— EXERCISE AIM —
Write out each line from the data below that includes the word "color".

— INFORMATION —
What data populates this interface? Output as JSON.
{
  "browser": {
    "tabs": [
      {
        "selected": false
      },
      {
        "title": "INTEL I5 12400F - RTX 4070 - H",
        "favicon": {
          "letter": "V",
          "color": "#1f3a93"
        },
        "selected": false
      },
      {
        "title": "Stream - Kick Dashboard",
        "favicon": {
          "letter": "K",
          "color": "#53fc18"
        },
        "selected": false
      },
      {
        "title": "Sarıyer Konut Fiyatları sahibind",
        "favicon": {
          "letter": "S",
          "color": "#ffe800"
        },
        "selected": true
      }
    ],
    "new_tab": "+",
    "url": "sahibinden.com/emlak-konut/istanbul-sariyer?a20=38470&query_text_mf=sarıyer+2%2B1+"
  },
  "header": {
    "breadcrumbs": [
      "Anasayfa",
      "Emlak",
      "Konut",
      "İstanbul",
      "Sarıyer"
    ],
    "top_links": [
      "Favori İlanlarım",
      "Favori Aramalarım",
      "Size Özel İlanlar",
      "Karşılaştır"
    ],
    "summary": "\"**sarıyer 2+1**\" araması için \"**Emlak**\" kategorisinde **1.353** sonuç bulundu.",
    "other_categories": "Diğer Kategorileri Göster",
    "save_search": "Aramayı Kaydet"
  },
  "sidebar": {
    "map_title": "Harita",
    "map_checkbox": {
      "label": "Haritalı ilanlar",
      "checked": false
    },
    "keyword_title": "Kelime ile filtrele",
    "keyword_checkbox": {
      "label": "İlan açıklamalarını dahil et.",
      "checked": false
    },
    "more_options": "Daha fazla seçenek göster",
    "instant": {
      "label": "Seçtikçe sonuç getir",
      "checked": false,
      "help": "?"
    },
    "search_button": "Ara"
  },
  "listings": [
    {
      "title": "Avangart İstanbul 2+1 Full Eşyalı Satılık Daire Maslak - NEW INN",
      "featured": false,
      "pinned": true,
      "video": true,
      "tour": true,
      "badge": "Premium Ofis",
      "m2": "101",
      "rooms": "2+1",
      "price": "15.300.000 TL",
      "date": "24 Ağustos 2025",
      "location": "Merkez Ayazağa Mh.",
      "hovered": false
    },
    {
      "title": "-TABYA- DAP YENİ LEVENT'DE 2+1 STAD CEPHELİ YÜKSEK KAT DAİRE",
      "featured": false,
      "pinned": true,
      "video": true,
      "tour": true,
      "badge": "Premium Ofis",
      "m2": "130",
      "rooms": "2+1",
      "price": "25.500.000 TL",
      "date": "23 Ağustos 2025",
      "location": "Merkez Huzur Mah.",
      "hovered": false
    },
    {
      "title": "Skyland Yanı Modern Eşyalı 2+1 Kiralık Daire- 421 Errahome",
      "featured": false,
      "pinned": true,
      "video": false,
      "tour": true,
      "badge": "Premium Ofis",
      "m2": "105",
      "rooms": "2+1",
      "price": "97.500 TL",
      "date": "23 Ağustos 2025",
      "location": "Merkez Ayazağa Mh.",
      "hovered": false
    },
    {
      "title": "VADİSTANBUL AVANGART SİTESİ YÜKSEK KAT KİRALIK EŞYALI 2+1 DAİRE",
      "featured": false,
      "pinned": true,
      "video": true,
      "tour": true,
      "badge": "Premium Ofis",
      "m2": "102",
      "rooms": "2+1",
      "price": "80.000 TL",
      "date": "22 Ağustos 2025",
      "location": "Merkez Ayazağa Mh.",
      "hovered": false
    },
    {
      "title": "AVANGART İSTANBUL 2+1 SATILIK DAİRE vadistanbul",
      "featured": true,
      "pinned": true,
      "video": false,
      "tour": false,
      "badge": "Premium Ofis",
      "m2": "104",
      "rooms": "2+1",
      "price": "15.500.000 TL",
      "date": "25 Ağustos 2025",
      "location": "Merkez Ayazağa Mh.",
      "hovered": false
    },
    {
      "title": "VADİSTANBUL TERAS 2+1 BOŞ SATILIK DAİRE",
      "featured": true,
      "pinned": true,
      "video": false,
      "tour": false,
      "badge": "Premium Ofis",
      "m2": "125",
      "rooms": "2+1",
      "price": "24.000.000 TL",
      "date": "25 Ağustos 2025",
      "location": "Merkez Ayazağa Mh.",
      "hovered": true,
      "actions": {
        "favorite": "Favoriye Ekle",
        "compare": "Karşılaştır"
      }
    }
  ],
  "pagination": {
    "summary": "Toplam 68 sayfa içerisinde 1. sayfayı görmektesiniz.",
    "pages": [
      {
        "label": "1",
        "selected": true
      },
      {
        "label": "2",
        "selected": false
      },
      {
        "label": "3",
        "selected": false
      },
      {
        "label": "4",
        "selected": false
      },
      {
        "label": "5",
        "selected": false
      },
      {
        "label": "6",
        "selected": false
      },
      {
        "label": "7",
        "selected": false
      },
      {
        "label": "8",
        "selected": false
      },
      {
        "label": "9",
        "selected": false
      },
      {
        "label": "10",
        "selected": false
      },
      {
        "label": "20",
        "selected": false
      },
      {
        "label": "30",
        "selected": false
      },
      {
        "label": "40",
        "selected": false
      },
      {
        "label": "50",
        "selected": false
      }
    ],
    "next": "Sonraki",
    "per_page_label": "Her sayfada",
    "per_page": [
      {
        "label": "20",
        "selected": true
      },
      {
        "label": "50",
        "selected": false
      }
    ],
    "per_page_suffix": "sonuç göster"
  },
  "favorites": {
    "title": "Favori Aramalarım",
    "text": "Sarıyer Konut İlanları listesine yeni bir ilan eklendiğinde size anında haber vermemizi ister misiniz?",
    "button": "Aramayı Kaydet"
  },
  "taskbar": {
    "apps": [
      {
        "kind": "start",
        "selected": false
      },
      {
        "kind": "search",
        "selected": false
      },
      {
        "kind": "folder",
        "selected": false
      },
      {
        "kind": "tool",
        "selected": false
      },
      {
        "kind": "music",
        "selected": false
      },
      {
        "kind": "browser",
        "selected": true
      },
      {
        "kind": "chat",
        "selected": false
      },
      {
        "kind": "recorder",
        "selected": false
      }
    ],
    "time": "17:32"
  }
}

— ANSWER BOX —
          "color": "#1f3a93"
          "color": "#53fc18"
          "color": "#ffe800"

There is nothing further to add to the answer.